AVAILABLE DATA

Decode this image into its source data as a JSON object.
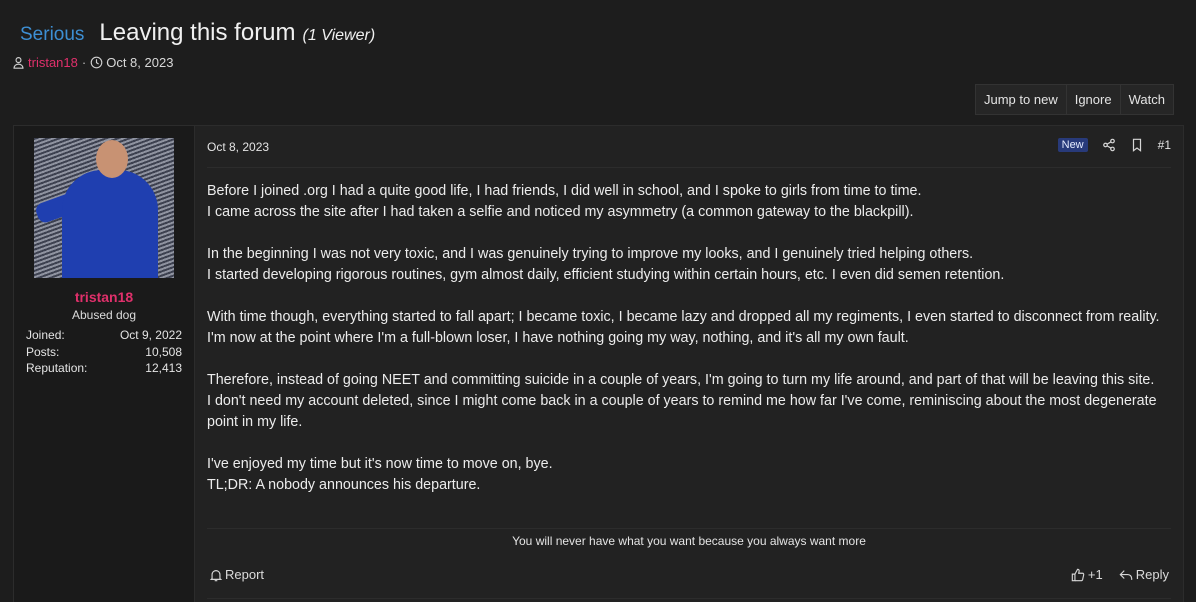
{
  "thread": {
    "prefix": "Serious",
    "title": "Leaving this forum",
    "viewers": "(1 Viewer)",
    "author": "tristan18",
    "separator": "·",
    "date": "Oct 8, 2023"
  },
  "thread_actions": {
    "jump_label": "Jump to new",
    "ignore_label": "Ignore",
    "watch_label": "Watch"
  },
  "user": {
    "name": "tristan18",
    "title": "Abused dog",
    "stats": [
      {
        "label": "Joined:",
        "value": "Oct 9, 2022"
      },
      {
        "label": "Posts:",
        "value": "10,508"
      },
      {
        "label": "Reputation:",
        "value": "12,413"
      }
    ],
    "avatar_icon": "avatar-image"
  },
  "post": {
    "date": "Oct 8, 2023",
    "new_badge": "New",
    "number": "#1",
    "paragraphs": [
      [
        "Before I joined .org I had a quite good life, I had friends, I did well in school, and I spoke to girls from time to time.",
        "I came across the site after I had taken a selfie and noticed my asymmetry (a common gateway to the blackpill)."
      ],
      [
        "In the beginning I was not very toxic, and I was genuinely trying to improve my looks, and I genuinely tried helping others.",
        "I started developing rigorous routines, gym almost daily, efficient studying within certain hours, etc. I even did semen retention."
      ],
      [
        "With time though, everything started to fall apart; I became toxic, I became lazy and dropped all my regiments, I even started to disconnect from reality.",
        "I'm now at the point where I'm a full-blown loser, I have nothing going my way, nothing, and it's all my own fault."
      ],
      [
        "Therefore, instead of going NEET and committing suicide in a couple of years, I'm going to turn my life around, and part of that will be leaving this site.",
        "I don't need my account deleted, since I might come back in a couple of years to remind me how far I've come, reminiscing about the most degenerate point in my life."
      ],
      [
        "I've enjoyed my time but it's now time to move on, bye.",
        "TL;DR: A nobody announces his departure."
      ]
    ],
    "signature": "You will never have what you want because you always want more",
    "report_label": "Report",
    "reaction_count": "+1",
    "reply_label": "Reply"
  },
  "colors": {
    "accent_prefix": "#3d8fd4",
    "username": "#e0306b",
    "badge": "#283a7a"
  }
}
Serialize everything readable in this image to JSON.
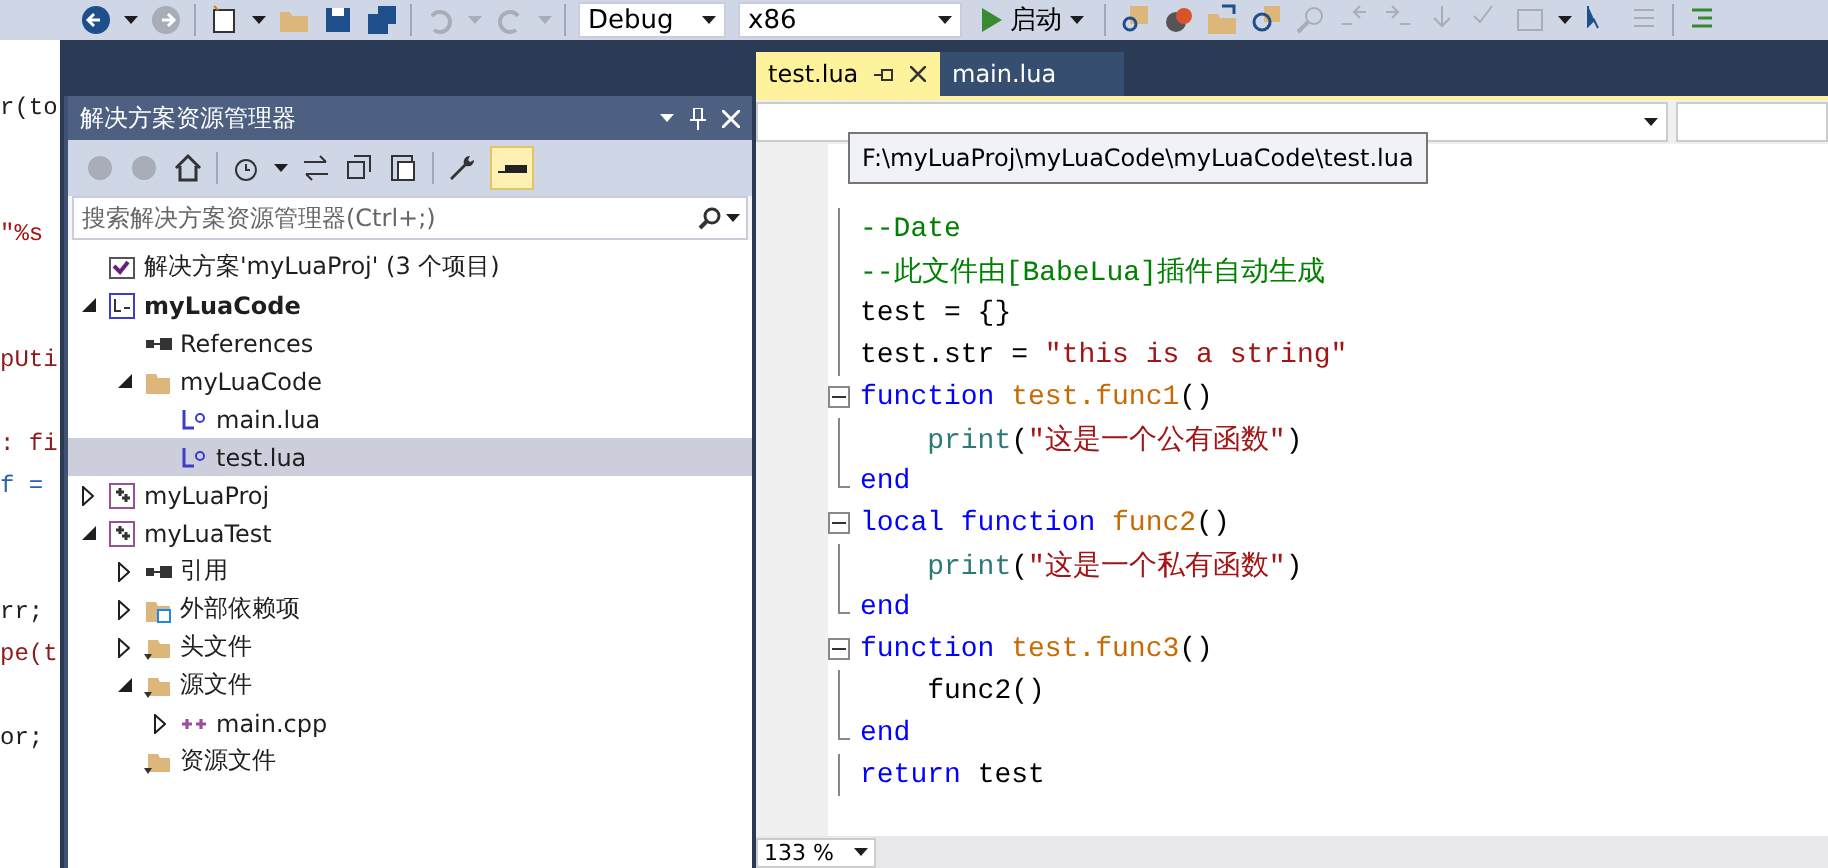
{
  "toolbar": {
    "config": "Debug",
    "platform": "x86",
    "start": "启动"
  },
  "background_code": [
    {
      "kind": "plain",
      "text": "r(to"
    },
    {
      "kind": "blank"
    },
    {
      "kind": "blank"
    },
    {
      "kind": "string",
      "text": "\"%s"
    },
    {
      "kind": "blank"
    },
    {
      "kind": "blank"
    },
    {
      "kind": "func",
      "text": "pUti"
    },
    {
      "kind": "blank"
    },
    {
      "kind": "func",
      "text": ": fi"
    },
    {
      "kind": "type",
      "text": "f = "
    },
    {
      "kind": "blank"
    },
    {
      "kind": "blank"
    },
    {
      "kind": "plain",
      "text": "rr;"
    },
    {
      "kind": "func",
      "text": "pe(t"
    },
    {
      "kind": "blank"
    },
    {
      "kind": "plain",
      "text": "or;"
    }
  ],
  "solution_explorer": {
    "title": "解决方案资源管理器",
    "search": {
      "placeholder": "搜索解决方案资源管理器(Ctrl+;)"
    },
    "tree": [
      {
        "kind": "solution",
        "label": "解决方案'myLuaProj' (3 个项目)",
        "selected": false,
        "bold": false
      },
      {
        "kind": "lua-project",
        "label": "myLuaCode",
        "expanded": true,
        "selected": false,
        "bold": true,
        "children": [
          {
            "kind": "references",
            "label": "References",
            "selected": false,
            "bold": false
          },
          {
            "kind": "folder",
            "label": "myLuaCode",
            "expanded": true,
            "selected": false,
            "bold": false,
            "children": [
              {
                "kind": "lua-file",
                "label": "main.lua",
                "selected": false,
                "bold": false
              },
              {
                "kind": "lua-file",
                "label": "test.lua",
                "selected": true,
                "bold": false
              }
            ]
          }
        ]
      },
      {
        "kind": "cpp-project",
        "label": "myLuaProj",
        "expanded": false,
        "selected": false,
        "bold": false
      },
      {
        "kind": "cpp-project",
        "label": "myLuaTest",
        "expanded": true,
        "selected": false,
        "bold": false,
        "children": [
          {
            "kind": "references",
            "label": "引用",
            "expanded": false,
            "selected": false,
            "bold": false
          },
          {
            "kind": "external",
            "label": "外部依赖项",
            "expanded": false,
            "selected": false,
            "bold": false
          },
          {
            "kind": "filter",
            "label": "头文件",
            "expanded": false,
            "selected": false,
            "bold": false
          },
          {
            "kind": "filter",
            "label": "源文件",
            "expanded": true,
            "selected": false,
            "bold": false,
            "children": [
              {
                "kind": "cpp-file",
                "label": "main.cpp",
                "expanded": false,
                "selected": false,
                "bold": false
              }
            ]
          },
          {
            "kind": "filter",
            "label": "资源文件",
            "selected": false,
            "bold": false
          }
        ]
      }
    ]
  },
  "editor": {
    "tabs": [
      {
        "label": "test.lua",
        "selected": true
      },
      {
        "label": "main.lua",
        "selected": false
      }
    ],
    "tooltip": "F:\\myLuaProj\\myLuaCode\\myLuaCode\\test.lua",
    "lines": [
      {
        "kind": "plain",
        "tokens": [
          {
            "kind": "comment",
            "text": "--Date"
          }
        ]
      },
      {
        "kind": "plain",
        "tokens": [
          {
            "kind": "comment",
            "text": "--此文件由[BabeLua]插件自动生成"
          }
        ]
      },
      {
        "kind": "plain",
        "tokens": [
          {
            "kind": "plain",
            "text": "test = {}"
          }
        ]
      },
      {
        "kind": "plain",
        "tokens": [
          {
            "kind": "plain",
            "text": "test.str = "
          },
          {
            "kind": "string",
            "text": "\"this is a string\""
          }
        ]
      },
      {
        "kind": "fold-start",
        "tokens": [
          {
            "kind": "keyword",
            "text": "function "
          },
          {
            "kind": "name",
            "text": "test.func1"
          },
          {
            "kind": "plain",
            "text": "()"
          }
        ]
      },
      {
        "kind": "plain",
        "tokens": [
          {
            "kind": "builtin",
            "text": "    print"
          },
          {
            "kind": "plain",
            "text": "("
          },
          {
            "kind": "string",
            "text": "\"这是一个公有函数\""
          },
          {
            "kind": "plain",
            "text": ")"
          }
        ]
      },
      {
        "kind": "fold-end",
        "tokens": [
          {
            "kind": "keyword",
            "text": "end"
          }
        ]
      },
      {
        "kind": "fold-start",
        "tokens": [
          {
            "kind": "keyword",
            "text": "local function "
          },
          {
            "kind": "name",
            "text": "func2"
          },
          {
            "kind": "plain",
            "text": "()"
          }
        ]
      },
      {
        "kind": "plain",
        "tokens": [
          {
            "kind": "builtin",
            "text": "    print"
          },
          {
            "kind": "plain",
            "text": "("
          },
          {
            "kind": "string",
            "text": "\"这是一个私有函数\""
          },
          {
            "kind": "plain",
            "text": ")"
          }
        ]
      },
      {
        "kind": "fold-end",
        "tokens": [
          {
            "kind": "keyword",
            "text": "end"
          }
        ]
      },
      {
        "kind": "fold-start",
        "tokens": [
          {
            "kind": "keyword",
            "text": "function "
          },
          {
            "kind": "name",
            "text": "test.func3"
          },
          {
            "kind": "plain",
            "text": "()"
          }
        ]
      },
      {
        "kind": "plain",
        "tokens": [
          {
            "kind": "plain",
            "text": "    func2()"
          }
        ]
      },
      {
        "kind": "fold-end",
        "tokens": [
          {
            "kind": "keyword",
            "text": "end"
          }
        ]
      },
      {
        "kind": "plain",
        "tokens": [
          {
            "kind": "keyword",
            "text": "return "
          },
          {
            "kind": "plain",
            "text": "test"
          }
        ]
      }
    ],
    "zoom": "133 %"
  }
}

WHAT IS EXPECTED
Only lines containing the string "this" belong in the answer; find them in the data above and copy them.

OUTPUT OF THE TASK
Decode this image into its source data as a JSON object.
    "title": "Leaving this forum",
        "Therefore, instead of going NEET and committing suicide in a couple of years, I'm going to turn my life around, and part of that will be leaving this site.",
Serialize everything readable in this image to JSON.
            "text": "\"this is a string\""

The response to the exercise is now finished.